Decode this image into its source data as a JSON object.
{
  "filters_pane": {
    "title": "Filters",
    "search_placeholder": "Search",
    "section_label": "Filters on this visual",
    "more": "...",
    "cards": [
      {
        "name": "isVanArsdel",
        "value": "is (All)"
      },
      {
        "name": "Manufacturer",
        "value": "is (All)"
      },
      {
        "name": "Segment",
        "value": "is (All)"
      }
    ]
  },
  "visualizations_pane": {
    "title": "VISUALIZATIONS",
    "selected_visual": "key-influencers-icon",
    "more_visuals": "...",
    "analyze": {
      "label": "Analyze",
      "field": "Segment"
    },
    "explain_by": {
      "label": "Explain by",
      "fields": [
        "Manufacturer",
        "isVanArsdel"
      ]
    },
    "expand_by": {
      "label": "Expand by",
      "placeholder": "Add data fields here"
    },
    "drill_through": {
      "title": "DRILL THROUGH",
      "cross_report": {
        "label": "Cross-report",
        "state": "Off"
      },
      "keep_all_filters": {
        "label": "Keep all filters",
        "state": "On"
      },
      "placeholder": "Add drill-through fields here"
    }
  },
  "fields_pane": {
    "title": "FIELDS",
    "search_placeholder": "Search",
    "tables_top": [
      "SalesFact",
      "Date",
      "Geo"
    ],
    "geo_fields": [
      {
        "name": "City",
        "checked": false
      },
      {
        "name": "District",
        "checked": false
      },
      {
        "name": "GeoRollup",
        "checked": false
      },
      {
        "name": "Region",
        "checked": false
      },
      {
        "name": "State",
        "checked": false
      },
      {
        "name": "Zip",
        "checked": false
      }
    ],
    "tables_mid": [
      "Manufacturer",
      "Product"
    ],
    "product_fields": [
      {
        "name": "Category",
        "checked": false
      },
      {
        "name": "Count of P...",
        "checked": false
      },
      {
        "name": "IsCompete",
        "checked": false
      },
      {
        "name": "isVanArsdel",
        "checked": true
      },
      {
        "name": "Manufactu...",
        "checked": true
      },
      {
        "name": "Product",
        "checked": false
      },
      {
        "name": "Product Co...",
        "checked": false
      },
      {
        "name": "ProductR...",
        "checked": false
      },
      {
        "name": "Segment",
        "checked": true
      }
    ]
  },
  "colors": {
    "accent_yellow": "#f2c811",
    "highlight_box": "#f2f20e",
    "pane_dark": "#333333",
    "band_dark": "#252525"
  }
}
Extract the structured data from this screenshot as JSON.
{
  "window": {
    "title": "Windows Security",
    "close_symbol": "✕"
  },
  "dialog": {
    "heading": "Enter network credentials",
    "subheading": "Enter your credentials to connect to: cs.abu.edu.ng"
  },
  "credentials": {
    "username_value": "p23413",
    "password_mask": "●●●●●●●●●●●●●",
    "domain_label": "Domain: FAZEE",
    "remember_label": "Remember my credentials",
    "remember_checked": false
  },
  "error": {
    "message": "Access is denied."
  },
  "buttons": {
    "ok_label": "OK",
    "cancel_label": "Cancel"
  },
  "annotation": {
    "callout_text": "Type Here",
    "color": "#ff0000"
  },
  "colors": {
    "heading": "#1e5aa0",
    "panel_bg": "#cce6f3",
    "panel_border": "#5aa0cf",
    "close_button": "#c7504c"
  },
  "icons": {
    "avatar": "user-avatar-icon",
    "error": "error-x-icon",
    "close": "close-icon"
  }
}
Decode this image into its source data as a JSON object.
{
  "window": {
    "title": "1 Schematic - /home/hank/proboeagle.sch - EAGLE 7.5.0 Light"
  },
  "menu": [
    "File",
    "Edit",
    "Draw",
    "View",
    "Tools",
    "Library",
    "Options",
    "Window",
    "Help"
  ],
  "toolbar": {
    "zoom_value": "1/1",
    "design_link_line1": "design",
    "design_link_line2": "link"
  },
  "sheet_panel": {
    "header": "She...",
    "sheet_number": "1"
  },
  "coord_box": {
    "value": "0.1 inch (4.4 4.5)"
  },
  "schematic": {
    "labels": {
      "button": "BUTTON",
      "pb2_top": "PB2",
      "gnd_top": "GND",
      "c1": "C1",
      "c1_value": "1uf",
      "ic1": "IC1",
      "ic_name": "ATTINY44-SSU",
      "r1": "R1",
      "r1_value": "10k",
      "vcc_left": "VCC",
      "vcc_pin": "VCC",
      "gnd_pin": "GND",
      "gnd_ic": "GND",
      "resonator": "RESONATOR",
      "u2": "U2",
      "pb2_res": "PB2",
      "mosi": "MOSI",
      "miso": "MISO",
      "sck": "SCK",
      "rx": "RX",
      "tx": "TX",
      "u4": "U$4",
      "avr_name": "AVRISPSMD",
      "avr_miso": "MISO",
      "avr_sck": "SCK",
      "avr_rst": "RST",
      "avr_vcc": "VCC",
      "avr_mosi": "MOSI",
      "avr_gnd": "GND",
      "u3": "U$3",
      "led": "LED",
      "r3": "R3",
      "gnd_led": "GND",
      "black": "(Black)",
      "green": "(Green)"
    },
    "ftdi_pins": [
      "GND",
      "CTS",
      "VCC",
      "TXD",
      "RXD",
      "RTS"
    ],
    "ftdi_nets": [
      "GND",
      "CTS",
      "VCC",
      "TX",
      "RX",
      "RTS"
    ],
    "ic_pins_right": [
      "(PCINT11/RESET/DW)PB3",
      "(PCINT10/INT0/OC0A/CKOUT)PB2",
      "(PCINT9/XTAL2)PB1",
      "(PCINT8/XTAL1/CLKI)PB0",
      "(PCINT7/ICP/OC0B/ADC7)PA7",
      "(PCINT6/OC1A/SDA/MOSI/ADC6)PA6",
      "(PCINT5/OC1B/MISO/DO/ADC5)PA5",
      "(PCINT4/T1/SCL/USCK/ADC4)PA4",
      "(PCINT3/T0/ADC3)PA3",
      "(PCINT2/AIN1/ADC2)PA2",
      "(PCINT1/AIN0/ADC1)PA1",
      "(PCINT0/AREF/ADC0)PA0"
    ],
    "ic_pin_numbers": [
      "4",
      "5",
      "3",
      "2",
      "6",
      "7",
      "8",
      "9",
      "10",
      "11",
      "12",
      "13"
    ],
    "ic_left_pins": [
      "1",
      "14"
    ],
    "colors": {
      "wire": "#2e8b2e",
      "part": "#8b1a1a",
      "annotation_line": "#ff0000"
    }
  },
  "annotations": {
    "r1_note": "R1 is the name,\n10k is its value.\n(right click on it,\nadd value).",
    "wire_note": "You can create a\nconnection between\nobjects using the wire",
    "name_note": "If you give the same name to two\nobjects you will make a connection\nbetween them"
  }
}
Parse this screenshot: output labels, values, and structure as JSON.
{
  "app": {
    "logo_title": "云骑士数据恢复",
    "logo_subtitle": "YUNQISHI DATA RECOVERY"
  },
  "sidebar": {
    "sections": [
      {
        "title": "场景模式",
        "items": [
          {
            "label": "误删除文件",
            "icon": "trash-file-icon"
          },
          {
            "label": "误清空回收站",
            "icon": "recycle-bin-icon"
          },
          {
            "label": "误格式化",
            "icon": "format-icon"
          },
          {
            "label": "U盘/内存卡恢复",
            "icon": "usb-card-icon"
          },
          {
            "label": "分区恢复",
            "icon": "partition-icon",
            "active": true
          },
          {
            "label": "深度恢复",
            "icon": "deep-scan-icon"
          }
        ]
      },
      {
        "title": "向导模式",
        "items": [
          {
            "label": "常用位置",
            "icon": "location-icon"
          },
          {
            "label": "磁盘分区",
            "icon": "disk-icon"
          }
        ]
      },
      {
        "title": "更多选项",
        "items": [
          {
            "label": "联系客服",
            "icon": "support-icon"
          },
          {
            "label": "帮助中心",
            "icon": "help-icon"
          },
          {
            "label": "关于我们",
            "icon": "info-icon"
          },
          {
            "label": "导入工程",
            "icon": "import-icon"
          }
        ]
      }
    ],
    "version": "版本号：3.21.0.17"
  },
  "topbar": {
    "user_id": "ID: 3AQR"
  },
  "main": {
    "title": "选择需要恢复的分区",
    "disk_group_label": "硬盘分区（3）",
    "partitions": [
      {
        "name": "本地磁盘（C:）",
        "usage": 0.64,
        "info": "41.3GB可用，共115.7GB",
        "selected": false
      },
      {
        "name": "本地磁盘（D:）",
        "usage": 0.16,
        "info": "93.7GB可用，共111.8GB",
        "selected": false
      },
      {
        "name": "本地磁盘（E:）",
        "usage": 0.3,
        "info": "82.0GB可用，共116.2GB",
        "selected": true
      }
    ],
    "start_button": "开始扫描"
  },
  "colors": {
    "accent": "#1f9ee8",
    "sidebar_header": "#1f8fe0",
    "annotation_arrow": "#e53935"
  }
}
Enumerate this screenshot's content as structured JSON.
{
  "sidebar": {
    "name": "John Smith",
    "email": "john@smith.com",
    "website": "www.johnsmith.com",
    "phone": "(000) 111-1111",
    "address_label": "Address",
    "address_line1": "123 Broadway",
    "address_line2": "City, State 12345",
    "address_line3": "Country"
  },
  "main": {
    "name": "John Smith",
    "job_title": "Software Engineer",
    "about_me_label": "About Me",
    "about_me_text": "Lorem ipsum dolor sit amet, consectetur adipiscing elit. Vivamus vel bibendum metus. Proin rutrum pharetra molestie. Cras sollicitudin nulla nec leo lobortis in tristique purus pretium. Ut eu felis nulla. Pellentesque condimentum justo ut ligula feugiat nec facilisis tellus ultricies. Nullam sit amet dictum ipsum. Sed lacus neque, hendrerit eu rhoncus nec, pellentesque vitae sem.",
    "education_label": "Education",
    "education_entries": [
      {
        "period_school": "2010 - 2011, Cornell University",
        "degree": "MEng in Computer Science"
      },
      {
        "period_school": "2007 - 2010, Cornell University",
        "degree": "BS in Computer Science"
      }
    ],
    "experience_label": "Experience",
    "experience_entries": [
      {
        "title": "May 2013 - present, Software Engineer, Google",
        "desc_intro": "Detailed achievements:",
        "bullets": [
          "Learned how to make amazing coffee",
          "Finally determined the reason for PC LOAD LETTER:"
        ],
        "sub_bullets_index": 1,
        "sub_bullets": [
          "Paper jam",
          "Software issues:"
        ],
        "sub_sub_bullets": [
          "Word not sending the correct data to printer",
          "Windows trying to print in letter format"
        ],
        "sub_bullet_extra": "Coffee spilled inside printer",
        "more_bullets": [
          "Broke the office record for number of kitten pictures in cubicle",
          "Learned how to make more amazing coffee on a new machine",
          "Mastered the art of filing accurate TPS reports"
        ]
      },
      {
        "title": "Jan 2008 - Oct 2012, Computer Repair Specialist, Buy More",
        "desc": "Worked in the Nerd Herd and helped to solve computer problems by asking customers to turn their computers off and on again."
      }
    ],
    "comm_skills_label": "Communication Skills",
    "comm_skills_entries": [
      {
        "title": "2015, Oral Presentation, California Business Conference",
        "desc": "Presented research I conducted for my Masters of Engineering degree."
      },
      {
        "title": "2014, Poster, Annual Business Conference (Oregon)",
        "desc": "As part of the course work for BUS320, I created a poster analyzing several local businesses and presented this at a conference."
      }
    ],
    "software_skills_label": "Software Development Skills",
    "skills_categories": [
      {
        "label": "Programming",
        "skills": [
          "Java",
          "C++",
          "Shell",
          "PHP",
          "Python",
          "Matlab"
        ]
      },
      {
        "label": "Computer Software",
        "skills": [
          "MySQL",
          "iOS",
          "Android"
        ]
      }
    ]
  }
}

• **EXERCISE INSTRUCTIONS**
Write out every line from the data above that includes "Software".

• **EXPECTED ANSWER**
    "job_title": "Software Engineer",
        "title": "May 2013 - present, Software Engineer, Google",
          "Software issues:"
    "software_skills_label": "Software Development Skills",
        "label": "Computer Software",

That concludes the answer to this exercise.